Camper turns counselor for TCH offering
Hinsdale Central junior enjoys leading younger students in four-week Volunteer Camp
Last updated 7/13/2022 at 2:58pm | View PDF
By Sandy Illian Bosch
Just a few short years ago, Alexandra Knoch of Hinsdale was a camper at The Community House's summer volunteer camp. Now a junior at Hinsdale Central High School, Knoch returned this summer as a camp counselor.
Volunteer camp is a chance for kids entering sixth through ninth grades to learn about volunteering and the organizations in their community that rely on the help of volunteers.
"It's different as a high schooler looking back," Knoch said, and yet, it's also very much the same. During her four weeks as a counselor, Knoch has visited some of the same places she went as a camper. But rather than removing brush at Oldfield Oaks or cleaning up the goat barn at Hanson Center, Knoch is there to supervise and encourage this year's campers.
The Community House offers four four-day sessions of volunteer camp, all of which are supervised by Knoch, recreation and athletics supervisor Kelci Bednar, and intern Kenton Guerig.
Each session runs from Monday to Thursday and includes a visit to Willowbrook Corner, Hanson Center, and two other nearby destinations in need of a few helping hands. Knoch said each day begins with the campers' arrival at The Community House at about 9 a.m. Knoch leads the campers in games and ice breakers to help them get acquainted in the half hour before they depart to the day's destination.
At Willowbrook Corner, where children in first through eighth grades are cared for during the summer, campers participate in whatever is planned for the day. Sometimes they play games or accompany the children on walks, Bednar said.
The work at Hanson Center, which is home to many animals, varies depending on what needs to be done.
"We clean toys, clean saddles," Knoch said.
Some campers use their camp hours to fulfill requirements for service hours, but Volunteer Camp also teaches campers about the needs and resources of their community, Knoch said, and how they can help. Most visits include a tour and information about the organization and its work in the community, followed by about two hours of hands-on work.
Campers return to The Community House at noon, leaving them and Knoch with an afternoon to spend however they please.
"That's one of my favorite things about it," said Knoch, who enjoys the balance between work and relaxation that her summer job offers.
Since attending camp herself, Knoch said she has come to realize the importance of giving her time. She's now a member of the Habitat for Humanity organization at Hinsdale Central High School, as well as Family Career and Consumer Leaders of America, which teaches kids skills such as cooking, baking and sewing. The group also prepared food for a homeless shelter.
Knoch said Willowbrook Corner is a favorite of nearly every camper, but she remembers Mayslake in Oak Brook as one her best camp experiences. She pulled weeds outside and sorted through donated books in the historic building.

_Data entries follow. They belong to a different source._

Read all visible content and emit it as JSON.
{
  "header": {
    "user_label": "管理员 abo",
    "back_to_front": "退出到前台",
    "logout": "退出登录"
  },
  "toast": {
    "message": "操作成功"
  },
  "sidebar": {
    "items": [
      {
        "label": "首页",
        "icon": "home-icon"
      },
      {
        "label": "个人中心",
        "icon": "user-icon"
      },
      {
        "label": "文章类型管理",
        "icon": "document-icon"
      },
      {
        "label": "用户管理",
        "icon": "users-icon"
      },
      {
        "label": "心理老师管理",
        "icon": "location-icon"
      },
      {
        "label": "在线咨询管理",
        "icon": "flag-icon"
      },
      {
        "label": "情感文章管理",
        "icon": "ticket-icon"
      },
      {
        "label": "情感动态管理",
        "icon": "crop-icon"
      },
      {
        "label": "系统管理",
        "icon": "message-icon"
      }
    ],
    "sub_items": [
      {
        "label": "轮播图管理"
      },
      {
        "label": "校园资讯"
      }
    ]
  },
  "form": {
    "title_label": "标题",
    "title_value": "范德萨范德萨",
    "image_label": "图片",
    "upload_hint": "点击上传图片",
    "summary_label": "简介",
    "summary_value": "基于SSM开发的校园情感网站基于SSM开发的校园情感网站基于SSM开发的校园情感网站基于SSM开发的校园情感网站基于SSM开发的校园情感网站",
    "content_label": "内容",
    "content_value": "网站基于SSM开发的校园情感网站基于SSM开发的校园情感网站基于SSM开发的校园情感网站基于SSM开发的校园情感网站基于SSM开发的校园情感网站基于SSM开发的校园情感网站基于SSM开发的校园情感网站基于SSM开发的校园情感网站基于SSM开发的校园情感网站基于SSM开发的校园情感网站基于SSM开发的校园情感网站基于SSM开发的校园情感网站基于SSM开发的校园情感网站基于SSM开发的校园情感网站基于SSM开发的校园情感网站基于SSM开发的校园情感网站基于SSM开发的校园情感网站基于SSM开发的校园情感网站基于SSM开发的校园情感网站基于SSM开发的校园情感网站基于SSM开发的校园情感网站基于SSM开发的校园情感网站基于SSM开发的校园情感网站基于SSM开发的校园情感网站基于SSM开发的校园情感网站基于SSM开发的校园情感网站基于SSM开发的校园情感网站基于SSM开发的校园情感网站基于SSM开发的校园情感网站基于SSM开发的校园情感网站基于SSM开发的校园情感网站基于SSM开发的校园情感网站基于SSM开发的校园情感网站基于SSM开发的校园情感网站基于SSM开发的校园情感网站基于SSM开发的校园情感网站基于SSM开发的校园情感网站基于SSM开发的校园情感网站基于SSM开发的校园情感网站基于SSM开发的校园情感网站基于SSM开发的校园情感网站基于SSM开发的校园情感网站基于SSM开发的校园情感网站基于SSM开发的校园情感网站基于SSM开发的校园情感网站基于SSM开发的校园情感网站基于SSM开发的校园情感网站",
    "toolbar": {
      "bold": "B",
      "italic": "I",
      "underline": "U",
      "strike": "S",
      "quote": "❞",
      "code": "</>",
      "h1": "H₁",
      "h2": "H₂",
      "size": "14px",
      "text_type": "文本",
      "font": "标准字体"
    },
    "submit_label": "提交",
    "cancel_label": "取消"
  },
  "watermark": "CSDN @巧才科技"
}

Even as a counselor, Volunteer Camp held some new experiences for Knoch, who had never visited Harvester Place assisted living in Burr Ridge before this summer's camp.
Bednar said learning is a big part of the job. She said she sees the summer position as a chance to learn leadership skills that can follow the summer counselor into school and beyond. She said she tries to give the summer counselor as much responsibility as possible, not to make her own job easier, but to prepare him or her for whatever their next job might be.
Bednar said a main purpose of Volunteer Camp is to teach young people that they can have fun while doing something to help their community. Knoch said she learned that lesson as a camper and is learning it all over again as a counselor.